- [YOUR TASK]
Return the entries below precisely, omitting nothing.

====== PROVIDED DATA ======

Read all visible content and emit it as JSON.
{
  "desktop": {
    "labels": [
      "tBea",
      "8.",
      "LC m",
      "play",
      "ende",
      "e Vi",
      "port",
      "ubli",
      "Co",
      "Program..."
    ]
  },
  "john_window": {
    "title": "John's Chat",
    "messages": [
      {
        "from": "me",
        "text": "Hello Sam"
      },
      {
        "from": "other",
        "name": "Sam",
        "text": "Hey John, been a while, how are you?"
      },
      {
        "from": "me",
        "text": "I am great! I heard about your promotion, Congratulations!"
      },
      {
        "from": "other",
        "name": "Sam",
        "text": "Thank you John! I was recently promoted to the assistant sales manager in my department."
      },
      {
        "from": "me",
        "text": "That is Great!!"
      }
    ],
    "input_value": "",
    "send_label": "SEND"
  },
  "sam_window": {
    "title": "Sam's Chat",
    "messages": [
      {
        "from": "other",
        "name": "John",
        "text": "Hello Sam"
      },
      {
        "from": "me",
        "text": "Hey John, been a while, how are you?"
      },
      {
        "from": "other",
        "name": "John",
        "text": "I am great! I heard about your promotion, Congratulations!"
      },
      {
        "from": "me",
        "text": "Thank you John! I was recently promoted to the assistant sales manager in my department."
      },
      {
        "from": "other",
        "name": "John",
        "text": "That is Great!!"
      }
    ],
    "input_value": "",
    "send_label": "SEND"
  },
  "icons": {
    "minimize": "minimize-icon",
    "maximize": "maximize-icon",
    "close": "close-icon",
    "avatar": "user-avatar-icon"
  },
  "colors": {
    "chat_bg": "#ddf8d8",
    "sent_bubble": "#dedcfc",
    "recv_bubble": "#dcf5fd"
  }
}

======

- [SOLUTION FOR THIS TASK]
Read all visible content and emit it as JSON.
{
  "desktop": {
    "labels": [
      "tBea",
      "8.",
      "LC m",
      "play",
      "ende",
      "e Vi",
      "port",
      "ubli",
      "Co",
      "Program..."
    ]
  },
  "john_window": {
    "title": "John's Chat",
    "messages": [
      {
        "from": "me",
        "text": "Hello Sam"
      },
      {
        "from": "other",
        "name": "Sam",
        "text": "Hey John, been a while, how are you?"
      },
      {
        "from": "me",
        "text": "I am great! I heard about your promotion, Congratulations!"
      },
      {
        "from": "other",
        "name": "Sam",
        "text": "Thank you John! I was recently promoted to the assistant sales manager in my department."
      },
      {
        "from": "me",
        "text": "That is Great!!"
      }
    ],
    "input_value": "",
    "send_label": "SEND"
  },
  "sam_window": {
    "title": "Sam's Chat",
    "messages": [
      {
        "from": "other",
        "name": "John",
        "text": "Hello Sam"
      },
      {
        "from": "me",
        "text": "Hey John, been a while, how are you?"
      },
      {
        "from": "other",
        "name": "John",
        "text": "I am great! I heard about your promotion, Congratulations!"
      },
      {
        "from": "me",
        "text": "Thank you John! I was recently promoted to the assistant sales manager in my department."
      },
      {
        "from": "other",
        "name": "John",
        "text": "That is Great!!"
      }
    ],
    "input_value": "",
    "send_label": "SEND"
  },
  "icons": {
    "minimize": "minimize-icon",
    "maximize": "maximize-icon",
    "close": "close-icon",
    "avatar": "user-avatar-icon"
  },
  "colors": {
    "chat_bg": "#ddf8d8",
    "sent_bubble": "#dedcfc",
    "recv_bubble": "#dcf5fd"
  }
}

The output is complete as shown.